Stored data
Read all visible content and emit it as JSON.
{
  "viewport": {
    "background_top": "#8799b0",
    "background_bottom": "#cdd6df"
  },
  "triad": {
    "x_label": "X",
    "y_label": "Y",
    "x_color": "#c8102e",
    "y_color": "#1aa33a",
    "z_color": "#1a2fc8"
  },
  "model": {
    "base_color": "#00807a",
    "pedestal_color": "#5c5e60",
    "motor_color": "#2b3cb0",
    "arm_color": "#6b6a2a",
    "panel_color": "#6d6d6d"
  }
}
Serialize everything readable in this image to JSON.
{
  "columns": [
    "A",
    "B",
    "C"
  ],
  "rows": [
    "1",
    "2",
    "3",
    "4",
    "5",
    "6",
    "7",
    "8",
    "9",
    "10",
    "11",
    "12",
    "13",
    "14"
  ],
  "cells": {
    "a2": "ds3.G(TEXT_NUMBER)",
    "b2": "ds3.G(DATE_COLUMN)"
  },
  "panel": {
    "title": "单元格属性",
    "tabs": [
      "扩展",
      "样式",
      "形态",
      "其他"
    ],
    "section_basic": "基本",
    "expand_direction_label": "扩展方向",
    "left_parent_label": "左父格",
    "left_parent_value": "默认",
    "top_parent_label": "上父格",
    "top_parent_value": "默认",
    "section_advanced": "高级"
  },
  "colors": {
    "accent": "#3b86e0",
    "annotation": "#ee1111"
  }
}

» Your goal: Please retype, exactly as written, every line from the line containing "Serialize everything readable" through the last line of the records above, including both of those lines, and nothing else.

» Reply to the exercise:
Serialize everything readable in this image to JSON.
{
  "columns": [
    "A",
    "B",
    "C"
  ],
  "rows": [
    "1",
    "2",
    "3",
    "4",
    "5",
    "6",
    "7",
    "8",
    "9",
    "10",
    "11",
    "12",
    "13",
    "14"
  ],
  "cells": {
    "a2": "ds3.G(TEXT_NUMBER)",
    "b2": "ds3.G(DATE_COLUMN)"
  },
  "panel": {
    "title": "单元格属性",
    "tabs": [
      "扩展",
      "样式",
      "形态",
      "其他"
    ],
    "section_basic": "基本",
    "expand_direction_label": "扩展方向",
    "left_parent_label": "左父格",
    "left_parent_value": "默认",
    "top_parent_label": "上父格",
    "top_parent_value": "默认",
    "section_advanced": "高级"
  },
  "colors": {
    "accent": "#3b86e0",
    "annotation": "#ee1111"
  }
}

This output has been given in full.